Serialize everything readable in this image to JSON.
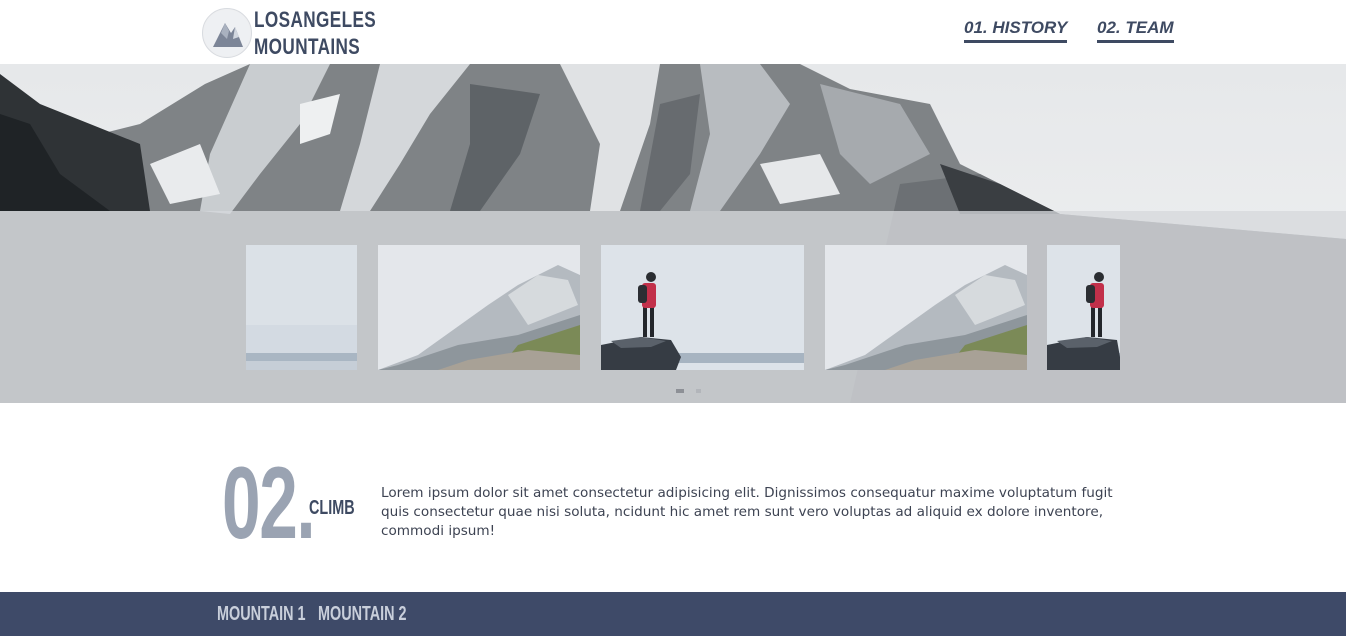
{
  "brand": {
    "line1": "LOSANGELES",
    "line2": "MOUNTAINS",
    "icon": "mountain-logo-icon"
  },
  "nav": [
    {
      "label": "01. HISTORY"
    },
    {
      "label": "02. TEAM"
    }
  ],
  "carousel": {
    "slides": [
      {
        "subject": "foggy-sky"
      },
      {
        "subject": "misty-mountain"
      },
      {
        "subject": "hiker-on-rock"
      },
      {
        "subject": "misty-mountain"
      },
      {
        "subject": "hiker-on-rock"
      }
    ],
    "dots": 2,
    "active_dot": 0
  },
  "section": {
    "number": "02.",
    "title": "CLIMB",
    "text": "Lorem ipsum dolor sit amet consectetur adipisicing elit. Dignissimos consequatur maxime voluptatum fugit quis consectetur quae nisi soluta, ncidunt hic amet rem sunt vero voluptas ad aliquid ex dolore inventore, commodi ipsum!"
  },
  "footer": {
    "links": [
      {
        "label": "MOUNTAIN 1"
      },
      {
        "label": "MOUNTAIN 2"
      }
    ]
  },
  "colors": {
    "accent": "#3e4a62",
    "footer_bg": "#3e4a68",
    "number": "#9aa3b2"
  }
}
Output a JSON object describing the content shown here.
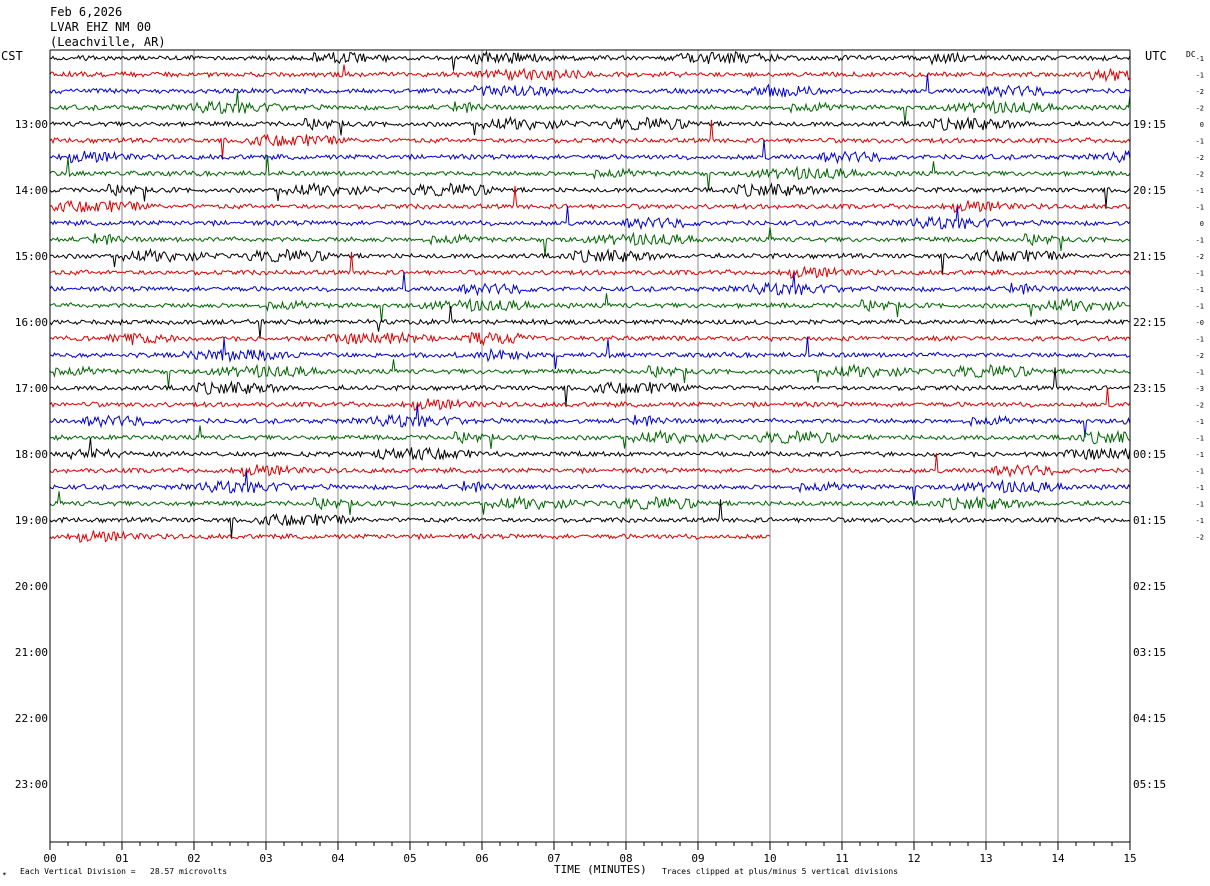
{
  "header": {
    "date": "Feb 6,2026",
    "station": "LVAR EHZ NM 00",
    "location": "(Leachville, AR)"
  },
  "left_tz": "CST",
  "right_tz": "UTC",
  "dc_label": "DC",
  "footer": {
    "scale_note": "Each Vertical Division =   28.57 microvolts",
    "clip_note": "Traces clipped at plus/minus 5 vertical divisions",
    "mark": "✴"
  },
  "colors": {
    "trace_cycle": [
      "#000000",
      "#dd0000",
      "#0000cc",
      "#006600"
    ],
    "grid": "#888888"
  },
  "chart_data": {
    "type": "line",
    "title": "LVAR EHZ NM 00",
    "xlabel": "TIME (MINUTES)",
    "ylabel": "",
    "xlim": [
      0,
      15
    ],
    "x_ticks": [
      "00",
      "01",
      "02",
      "03",
      "04",
      "05",
      "06",
      "07",
      "08",
      "09",
      "10",
      "11",
      "12",
      "13",
      "14",
      "15"
    ],
    "left_hour_labels": [
      "13:00",
      "14:00",
      "15:00",
      "16:00",
      "17:00",
      "18:00",
      "19:00",
      "20:00",
      "21:00",
      "22:00",
      "23:00"
    ],
    "right_hour_labels": [
      "19:15",
      "20:15",
      "21:15",
      "22:15",
      "23:15",
      "00:15",
      "01:15",
      "02:15",
      "03:15",
      "04:15",
      "05:15"
    ],
    "rows_per_hour": 4,
    "start_time_cst": "12:00",
    "total_rows": 52,
    "recorded_rows": 30,
    "last_row_end_minute": 10,
    "dc_offsets": [
      "-1",
      "-1",
      "-2",
      "-2",
      "0",
      "-1",
      "-2",
      "-2",
      "-1",
      "-1",
      "0",
      "-1",
      "-2",
      "-1",
      "-1",
      "-1",
      "-0",
      "-1",
      "-2",
      "-1",
      "-3",
      "-2",
      "-1",
      "-1",
      "-1",
      "-1",
      "-1",
      "-1",
      "-1",
      "-2"
    ],
    "trace_colors": [
      "black",
      "red",
      "blue",
      "green"
    ],
    "scale_microvolts_per_division": 28.57,
    "clip_divisions": 5
  }
}
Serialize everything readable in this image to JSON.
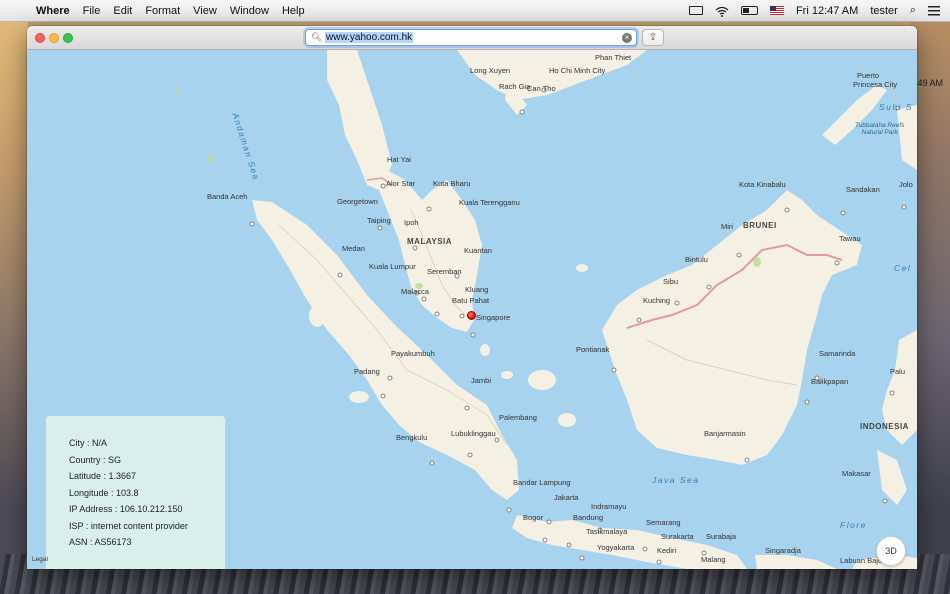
{
  "menubar": {
    "apple_glyph": "",
    "app_name": "Where",
    "menus": [
      "File",
      "Edit",
      "Format",
      "View",
      "Window",
      "Help"
    ],
    "clock": "Fri 12:47 AM",
    "user": "tester"
  },
  "desktop": {
    "clock_peek": "49 AM"
  },
  "window": {
    "url": "www.yahoo.com.hk",
    "share_glyph": "⇪",
    "clear_glyph": "×"
  },
  "map": {
    "countries": [
      "MALAYSIA",
      "BRUNEI",
      "INDONESIA"
    ],
    "seas": [
      "Andaman Sea",
      "Java Sea",
      "Sulu S",
      "Flore",
      "Cel"
    ],
    "reef": [
      "Tubbataha Reefs",
      "Natural Park"
    ],
    "cities": {
      "phan_thiet": "Phan Thiet",
      "long_xuyen": "Long Xuyen",
      "ho_chi_minh": "Ho Chi Minh City",
      "rach_gia": "Rach Gia",
      "can_tho": "Can Tho",
      "puerto_princesa_1": "Puerto",
      "puerto_princesa_2": "Princesa City",
      "hat_yai": "Hat Yai",
      "kota_bharu": "Kota Bharu",
      "alor_star": "Alor Star",
      "georgetown": "Georgetown",
      "kuala_terengganu": "Kuala Terengganu",
      "taiping": "Taiping",
      "ipoh": "Ipoh",
      "banda_aceh": "Banda Aceh",
      "medan": "Medan",
      "kuantan": "Kuantan",
      "kuala_lumpur": "Kuala Lumpur",
      "seremban": "Seremban",
      "malacca": "Malacca",
      "kluang": "Kluang",
      "batu_pahat": "Batu Pahat",
      "singapore": "Singapore",
      "kota_kinabalu": "Kota Kinabalu",
      "sandakan": "Sandakan",
      "jolo": "Jolo",
      "miri": "Miri",
      "tawau": "Tawau",
      "bintulu": "Bintulu",
      "sibu": "Sibu",
      "kuching": "Kuching",
      "pontianak": "Pontianak",
      "samarinda": "Samarinda",
      "balikpapan": "Balikpapan",
      "palu": "Palu",
      "payakumbuh": "Payakumbuh",
      "padang": "Padang",
      "jambi": "Jambi",
      "palembang": "Palembang",
      "bengkulu": "Bengkulu",
      "lubuklinggau": "Lubuklinggau",
      "banjarmasin": "Banjarmasin",
      "makasar": "Makasar",
      "bandar_lampung": "Bandar Lampung",
      "jakarta": "Jakarta",
      "indramayu": "Indramayu",
      "bogor": "Bogor",
      "bandung": "Bandung",
      "tasikmalaya": "Tasikmalaya",
      "semarang": "Semarang",
      "surakarta": "Surakarta",
      "surabaja": "Surabaja",
      "yogyakarta": "Yogyakarta",
      "kediri": "Kediri",
      "malang": "Malang",
      "singaradja": "Singaradja",
      "labuan_bajo": "Labuan Bajo"
    },
    "legal": "Legal",
    "compass_label": "3D",
    "zoom_out": "−",
    "zoom_in": "+"
  },
  "info": {
    "city": "City : N/A",
    "country": "Country : SG",
    "latitude": "Latitude : 1.3667",
    "longitude": "Longitude : 103.8",
    "ip": "IP Address : 106.10.212.150",
    "isp": "ISP :  internet content provider",
    "asn": "ASN : AS56173"
  },
  "colors": {
    "water": "#a7d3ee",
    "land": "#f4f0e4",
    "border": "#e59a9a",
    "pin": "#e0120a"
  }
}
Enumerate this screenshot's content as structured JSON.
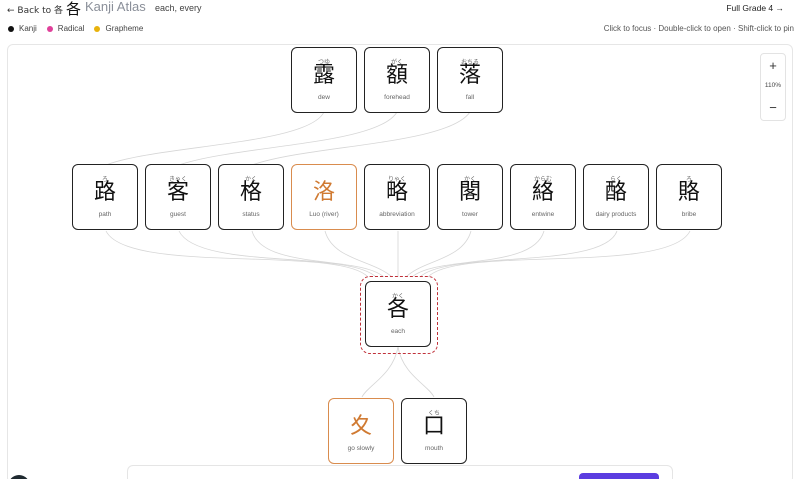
{
  "header": {
    "back_label": "← Back to 各",
    "title_kanji": "各",
    "title": "Kanji Atlas",
    "subtitle": "each, every",
    "grade_label": "Full Grade 4 →"
  },
  "legend": [
    {
      "label": "Kanji",
      "color": "#111111"
    },
    {
      "label": "Radical",
      "color": "#e0409a"
    },
    {
      "label": "Grapheme",
      "color": "#e8b20c"
    }
  ],
  "hint": "Click to focus · Double-click to open · Shift-click to pin",
  "zoom": {
    "plus": "+",
    "minus": "−",
    "level": "110%"
  },
  "colors": {
    "accent_orange": "#d07a32",
    "focus_ring": "#c0313a",
    "primary_button": "#5b3de0"
  },
  "nodes": {
    "top": [
      {
        "kanji": "露",
        "reading": "つゆ",
        "meaning": "dew"
      },
      {
        "kanji": "額",
        "reading": "がく",
        "meaning": "forehead"
      },
      {
        "kanji": "落",
        "reading": "おちる",
        "meaning": "fall"
      }
    ],
    "middle": [
      {
        "kanji": "路",
        "reading": "ろ",
        "meaning": "path"
      },
      {
        "kanji": "客",
        "reading": "きゃく",
        "meaning": "guest"
      },
      {
        "kanji": "格",
        "reading": "かく",
        "meaning": "status"
      },
      {
        "kanji": "洛",
        "reading": "",
        "meaning": "Luo (river)"
      },
      {
        "kanji": "略",
        "reading": "りゃく",
        "meaning": "abbreviation"
      },
      {
        "kanji": "閣",
        "reading": "かく",
        "meaning": "tower"
      },
      {
        "kanji": "絡",
        "reading": "からむ",
        "meaning": "entwine"
      },
      {
        "kanji": "酪",
        "reading": "らく",
        "meaning": "dairy products"
      },
      {
        "kanji": "賂",
        "reading": "ろ",
        "meaning": "bribe"
      }
    ],
    "focus": {
      "kanji": "各",
      "reading": "かく",
      "meaning": "each"
    },
    "bottom": [
      {
        "kanji": "夊",
        "reading": "",
        "meaning": "go slowly"
      },
      {
        "kanji": "口",
        "reading": "くち",
        "meaning": "mouth"
      }
    ]
  }
}
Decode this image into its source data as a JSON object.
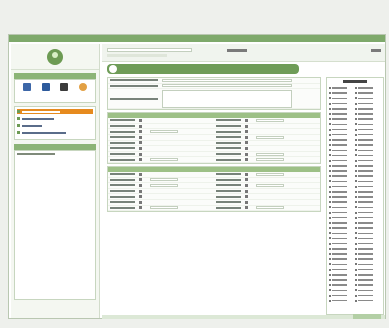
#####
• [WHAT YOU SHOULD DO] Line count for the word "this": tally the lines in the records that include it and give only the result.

• [SOLVED EXERCISE] 4